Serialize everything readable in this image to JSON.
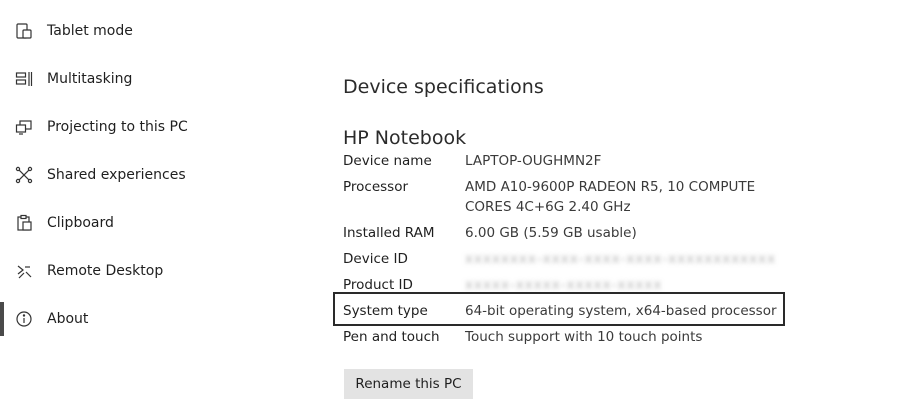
{
  "sidebar": {
    "items": [
      {
        "label": "Tablet mode",
        "icon": "tablet-mode-icon"
      },
      {
        "label": "Multitasking",
        "icon": "multitasking-icon"
      },
      {
        "label": "Projecting to this PC",
        "icon": "projecting-icon"
      },
      {
        "label": "Shared experiences",
        "icon": "shared-experiences-icon"
      },
      {
        "label": "Clipboard",
        "icon": "clipboard-icon"
      },
      {
        "label": "Remote Desktop",
        "icon": "remote-desktop-icon"
      },
      {
        "label": "About",
        "icon": "about-icon",
        "active": true
      }
    ]
  },
  "main": {
    "section_title": "Device specifications",
    "device_heading": "HP Notebook",
    "specs": [
      {
        "label": "Device name",
        "value": "LAPTOP-OUGHMN2F"
      },
      {
        "label": "Processor",
        "value_line1": "AMD A10-9600P RADEON R5, 10 COMPUTE",
        "value_line2": "CORES 4C+6G   2.40 GHz"
      },
      {
        "label": "Installed RAM",
        "value": "6.00 GB (5.59 GB usable)"
      },
      {
        "label": "Device ID",
        "value": "xxxxxxxx-xxxx-xxxx-xxxx-xxxxxxxxxxxx"
      },
      {
        "label": "Product ID",
        "value": "xxxxx-xxxxx-xxxxx-xxxxx"
      },
      {
        "label": "System type",
        "value": "64-bit operating system, x64-based processor"
      },
      {
        "label": "Pen and touch",
        "value": "Touch support with 10 touch points"
      }
    ],
    "rename_button": "Rename this PC"
  },
  "colors": {
    "active_indicator": "#4a4a4a",
    "button_bg": "#e3e3e3",
    "highlight_border": "#2a2a2a"
  }
}
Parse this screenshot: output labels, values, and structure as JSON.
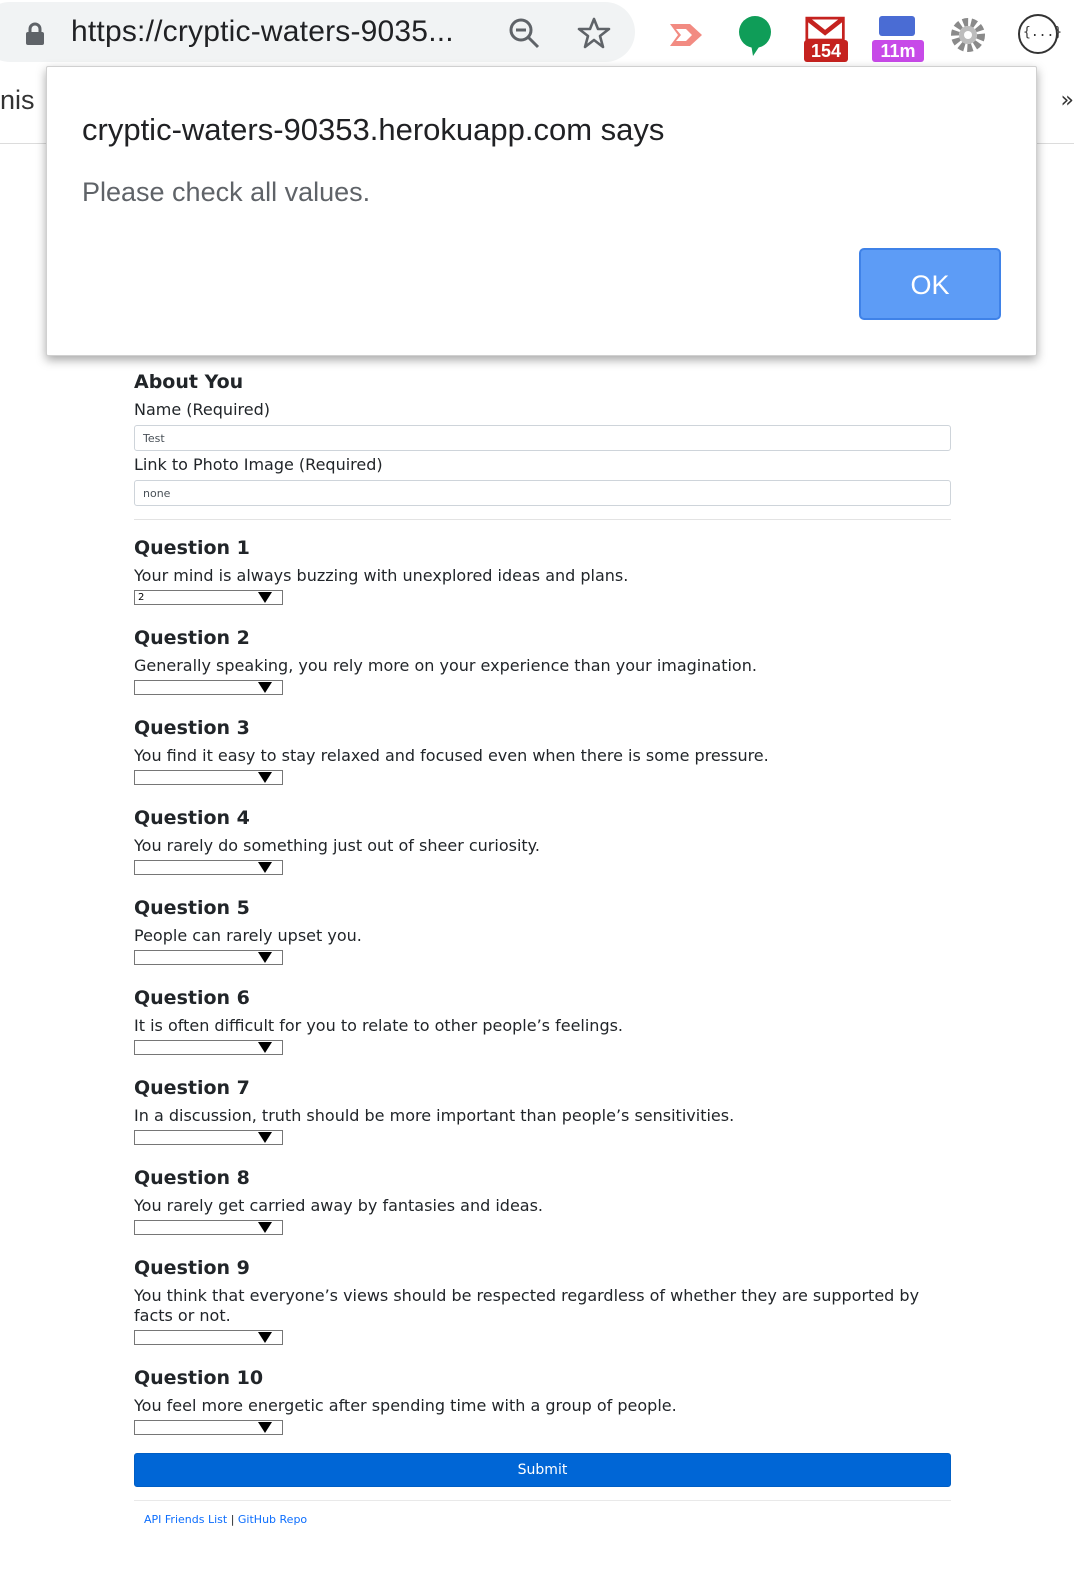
{
  "browser": {
    "url": "https://cryptic-waters-9035...",
    "extensions": {
      "gmail_badge": "154",
      "timer_badge": "11m",
      "json_label": "{...}"
    },
    "page_peek_left": "nis",
    "page_peek_right": "»"
  },
  "dialog": {
    "title": "cryptic-waters-90353.herokuapp.com says",
    "message": "Please check all values.",
    "ok_label": "OK"
  },
  "form": {
    "about_heading": "About You",
    "name_label": "Name (Required)",
    "name_value": "Test",
    "photo_label": "Link to Photo Image (Required)",
    "photo_value": "none",
    "questions": [
      {
        "title": "Question 1",
        "text": "Your mind is always buzzing with unexplored ideas and plans.",
        "selected": "2"
      },
      {
        "title": "Question 2",
        "text": "Generally speaking, you rely more on your experience than your imagination.",
        "selected": ""
      },
      {
        "title": "Question 3",
        "text": "You find it easy to stay relaxed and focused even when there is some pressure.",
        "selected": ""
      },
      {
        "title": "Question 4",
        "text": "You rarely do something just out of sheer curiosity.",
        "selected": ""
      },
      {
        "title": "Question 5",
        "text": "People can rarely upset you.",
        "selected": ""
      },
      {
        "title": "Question 6",
        "text": "It is often difficult for you to relate to other people’s feelings.",
        "selected": ""
      },
      {
        "title": "Question 7",
        "text": "In a discussion, truth should be more important than people’s sensitivities.",
        "selected": ""
      },
      {
        "title": "Question 8",
        "text": "You rarely get carried away by fantasies and ideas.",
        "selected": ""
      },
      {
        "title": "Question 9",
        "text": "You think that everyone’s views should be respected regardless of whether they are supported by facts or not.",
        "selected": ""
      },
      {
        "title": "Question 10",
        "text": "You feel more energetic after spending time with a group of people.",
        "selected": ""
      }
    ],
    "submit_label": "Submit"
  },
  "footer": {
    "api_link": "API Friends List",
    "separator": "|",
    "github_link": "GitHub Repo"
  },
  "colors": {
    "submit": "#0066d6",
    "ok_button": "#5d9cf6",
    "gmail_red": "#c5221f",
    "timer_purple": "#c74ae8"
  }
}
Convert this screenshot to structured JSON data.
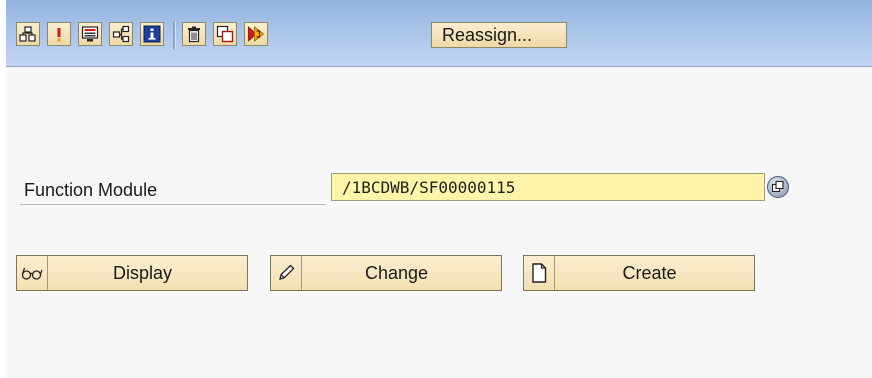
{
  "toolbar": {
    "buttons": [
      {
        "icon": "hierarchy-icon",
        "tooltip": ""
      },
      {
        "icon": "exclamation-icon",
        "tooltip": ""
      },
      {
        "icon": "screen-layout-icon",
        "tooltip": ""
      },
      {
        "icon": "transport-icon",
        "tooltip": ""
      },
      {
        "icon": "info-icon",
        "tooltip": ""
      },
      {
        "icon": "trash-icon",
        "tooltip": ""
      },
      {
        "icon": "copy-icon",
        "tooltip": ""
      },
      {
        "icon": "execute-icon",
        "tooltip": ""
      }
    ],
    "reassign_label": "Reassign..."
  },
  "form": {
    "function_module_label": "Function Module",
    "function_module_value": "/1BCDWB/SF00000115"
  },
  "actions": {
    "display_label": "Display",
    "change_label": "Change",
    "create_label": "Create"
  },
  "colors": {
    "toolbar_bg": "#a9c4ea",
    "button_bg": "#f3dfb2",
    "input_bg": "#fff5a8",
    "page_bg": "#f7f7f7"
  }
}
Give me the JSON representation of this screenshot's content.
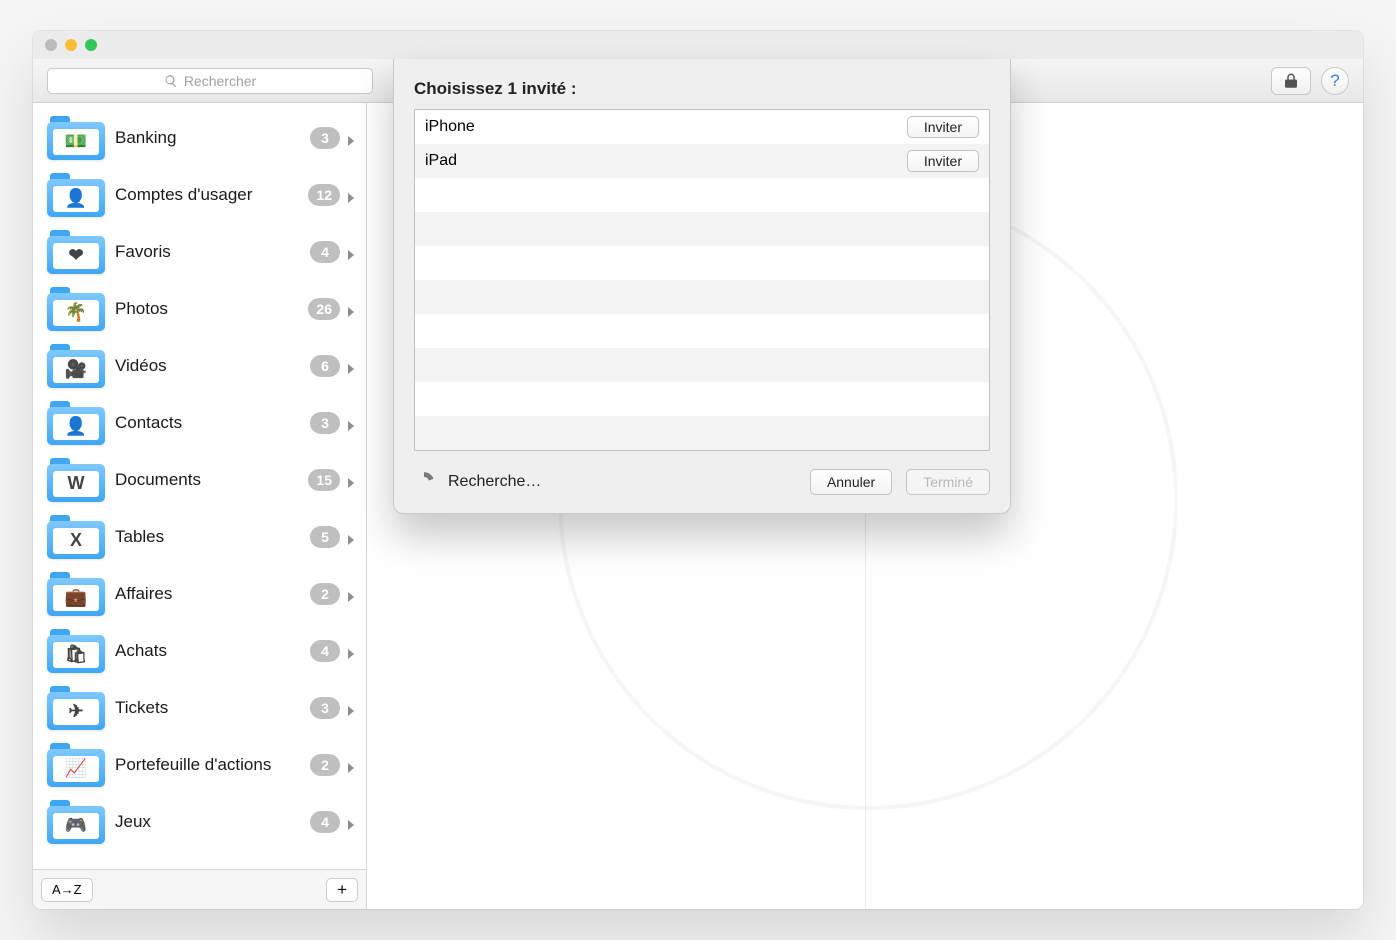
{
  "search": {
    "placeholder": "Rechercher"
  },
  "toolbar": {
    "lock_icon": "lock",
    "help_icon": "?"
  },
  "sidebar": {
    "items": [
      {
        "label": "Banking",
        "count": "3",
        "icon": "💵"
      },
      {
        "label": "Comptes d'usager",
        "count": "12",
        "icon": "👤"
      },
      {
        "label": "Favoris",
        "count": "4",
        "icon": "❤"
      },
      {
        "label": "Photos",
        "count": "26",
        "icon": "🌴"
      },
      {
        "label": "Vidéos",
        "count": "6",
        "icon": "🎥"
      },
      {
        "label": "Contacts",
        "count": "3",
        "icon": "👤"
      },
      {
        "label": "Documents",
        "count": "15",
        "icon": "W"
      },
      {
        "label": "Tables",
        "count": "5",
        "icon": "X"
      },
      {
        "label": "Affaires",
        "count": "2",
        "icon": "💼"
      },
      {
        "label": "Achats",
        "count": "4",
        "icon": "🛍"
      },
      {
        "label": "Tickets",
        "count": "3",
        "icon": "✈"
      },
      {
        "label": "Portefeuille d'actions",
        "count": "2",
        "icon": "📈"
      },
      {
        "label": "Jeux",
        "count": "4",
        "icon": "🎮"
      }
    ],
    "sort_label": "A→Z",
    "add_label": "+"
  },
  "dialog": {
    "title": "Choisissez 1 invité :",
    "rows": [
      {
        "name": "iPhone",
        "action": "Inviter"
      },
      {
        "name": "iPad",
        "action": "Inviter"
      }
    ],
    "empty_rows": 8,
    "status_text": "Recherche…",
    "cancel": "Annuler",
    "done": "Terminé"
  }
}
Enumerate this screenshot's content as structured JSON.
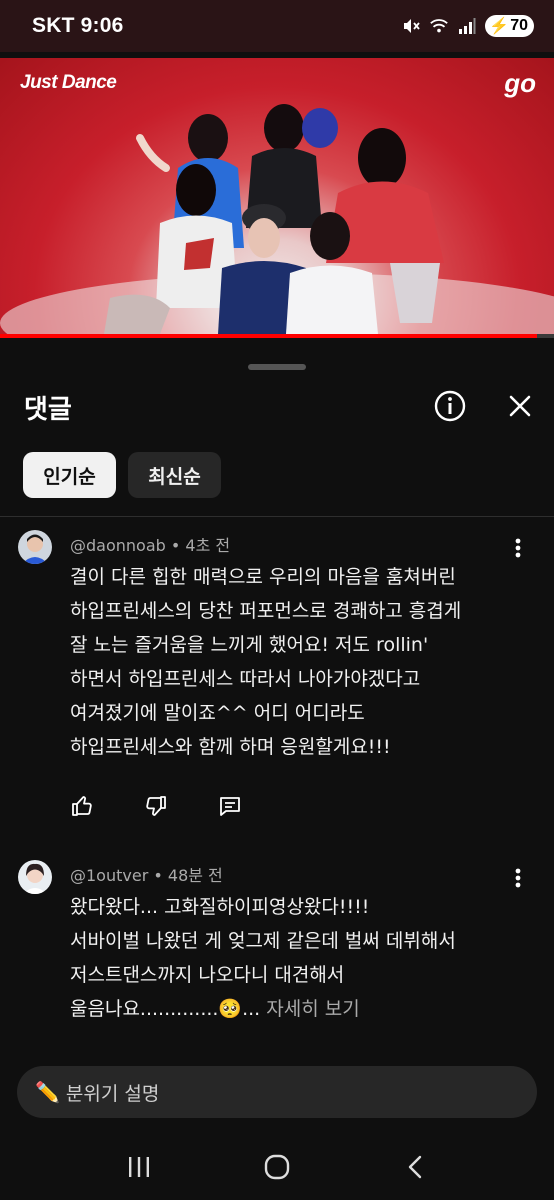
{
  "status": {
    "carrier": "SKT",
    "time": "9:06",
    "battery": "70"
  },
  "video": {
    "logo_left": "Just Dance",
    "logo_right": "go",
    "progress": 0.97
  },
  "sheet": {
    "title": "댓글",
    "chips": [
      {
        "label": "인기순",
        "selected": true
      },
      {
        "label": "최신순",
        "selected": false
      }
    ]
  },
  "comments": [
    {
      "author": "@daonnoab",
      "time": "4초 전",
      "lines": [
        "결이 다른 힙한 매력으로 우리의 마음을 훔쳐버린",
        "하입프린세스의 당찬 퍼포먼스로 경쾌하고 흥겹게",
        "잘 노는 즐거움을 느끼게 했어요! 저도 rollin'",
        "하면서 하입프린세스 따라서 나아가야겠다고",
        "여겨졌기에 말이죠^^ 어디 어디라도",
        "하입프린세스와 함께 하며 응원할게요!!!"
      ]
    },
    {
      "author": "@1outver",
      "time": "48분 전",
      "lines": [
        "왔다왔다... 고화질하이피영상왔다!!!!",
        "서바이벌 나왔던 게 엊그제 같은데 벌써 데뷔해서",
        "저스트댄스까지 나오다니 대견해서",
        "울음나요.............🥺..."
      ],
      "more": "자세히 보기"
    }
  ],
  "input": {
    "placeholder": "분위기 설명",
    "emoji": "✏️"
  }
}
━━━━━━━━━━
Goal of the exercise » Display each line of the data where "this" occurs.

Answer box »
Serialize everything readable in this image to JSON.
        "label": "Projecting to this PC",
    "rename_button": "Rename this PC"
Parse this screenshot: output labels, values, and structure as JSON.
Convert this screenshot to structured JSON data.
Give me the JSON representation of this screenshot's content.
Enumerate this screenshot's content as structured JSON.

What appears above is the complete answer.